When the string "adapters" occurs in a line of the records, show that line.

*** Opening EXERCISE DATA ***

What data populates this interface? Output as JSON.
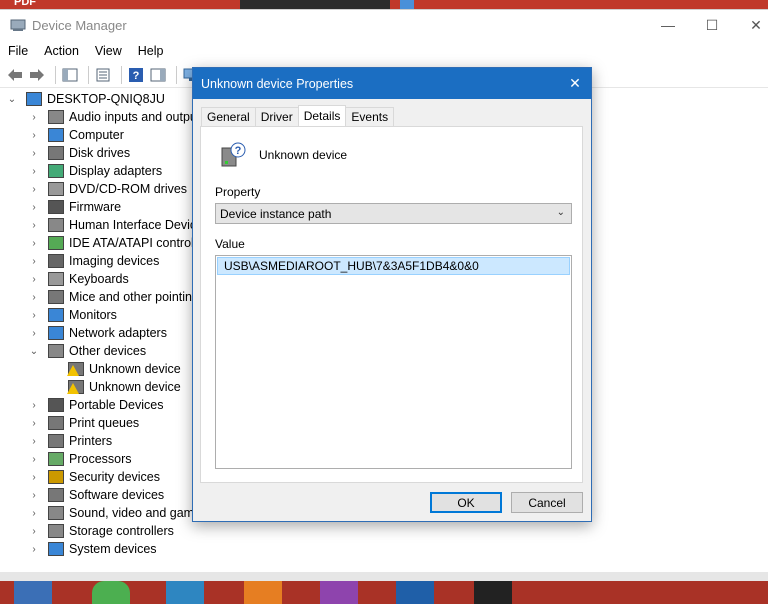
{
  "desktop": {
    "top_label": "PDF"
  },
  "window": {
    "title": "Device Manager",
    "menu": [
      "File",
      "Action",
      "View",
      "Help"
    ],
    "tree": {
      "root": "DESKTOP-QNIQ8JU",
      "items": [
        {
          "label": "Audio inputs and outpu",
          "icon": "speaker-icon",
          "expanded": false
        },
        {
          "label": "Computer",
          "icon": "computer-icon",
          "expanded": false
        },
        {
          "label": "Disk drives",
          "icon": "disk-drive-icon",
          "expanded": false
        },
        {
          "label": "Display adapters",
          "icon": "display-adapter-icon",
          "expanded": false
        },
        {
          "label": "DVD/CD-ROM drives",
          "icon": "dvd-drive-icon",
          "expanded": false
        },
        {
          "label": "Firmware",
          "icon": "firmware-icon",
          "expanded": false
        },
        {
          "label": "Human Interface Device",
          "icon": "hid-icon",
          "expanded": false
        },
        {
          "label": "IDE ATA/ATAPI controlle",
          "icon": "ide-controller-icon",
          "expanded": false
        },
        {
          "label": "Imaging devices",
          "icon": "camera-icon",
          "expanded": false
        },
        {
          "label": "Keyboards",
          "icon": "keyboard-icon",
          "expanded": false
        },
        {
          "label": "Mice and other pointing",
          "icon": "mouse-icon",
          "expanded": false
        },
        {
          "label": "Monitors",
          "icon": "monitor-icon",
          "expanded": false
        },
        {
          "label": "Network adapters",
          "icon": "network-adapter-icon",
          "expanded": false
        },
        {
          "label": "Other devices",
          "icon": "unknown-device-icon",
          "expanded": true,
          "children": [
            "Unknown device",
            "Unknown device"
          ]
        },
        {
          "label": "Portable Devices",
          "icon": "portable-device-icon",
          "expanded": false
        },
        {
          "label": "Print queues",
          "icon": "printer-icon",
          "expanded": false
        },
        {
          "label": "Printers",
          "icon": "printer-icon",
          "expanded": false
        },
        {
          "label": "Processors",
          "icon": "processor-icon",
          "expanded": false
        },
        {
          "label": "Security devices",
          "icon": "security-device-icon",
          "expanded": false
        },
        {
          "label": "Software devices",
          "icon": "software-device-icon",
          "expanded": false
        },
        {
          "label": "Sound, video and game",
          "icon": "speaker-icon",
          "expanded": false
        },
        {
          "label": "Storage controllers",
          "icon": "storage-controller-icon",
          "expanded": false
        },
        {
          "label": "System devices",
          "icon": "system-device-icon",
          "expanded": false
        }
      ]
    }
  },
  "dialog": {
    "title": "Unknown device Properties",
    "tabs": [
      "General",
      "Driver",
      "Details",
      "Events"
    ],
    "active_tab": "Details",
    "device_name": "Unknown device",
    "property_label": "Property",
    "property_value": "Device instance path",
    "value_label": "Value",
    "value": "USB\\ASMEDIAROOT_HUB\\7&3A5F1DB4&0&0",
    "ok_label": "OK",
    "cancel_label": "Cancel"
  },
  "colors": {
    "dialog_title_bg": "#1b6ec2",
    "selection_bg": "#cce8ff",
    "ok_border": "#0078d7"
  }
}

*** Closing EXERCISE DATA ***

#### RESPONSE AREA:
          "label": "Display adapters",
          "label": "Network adapters",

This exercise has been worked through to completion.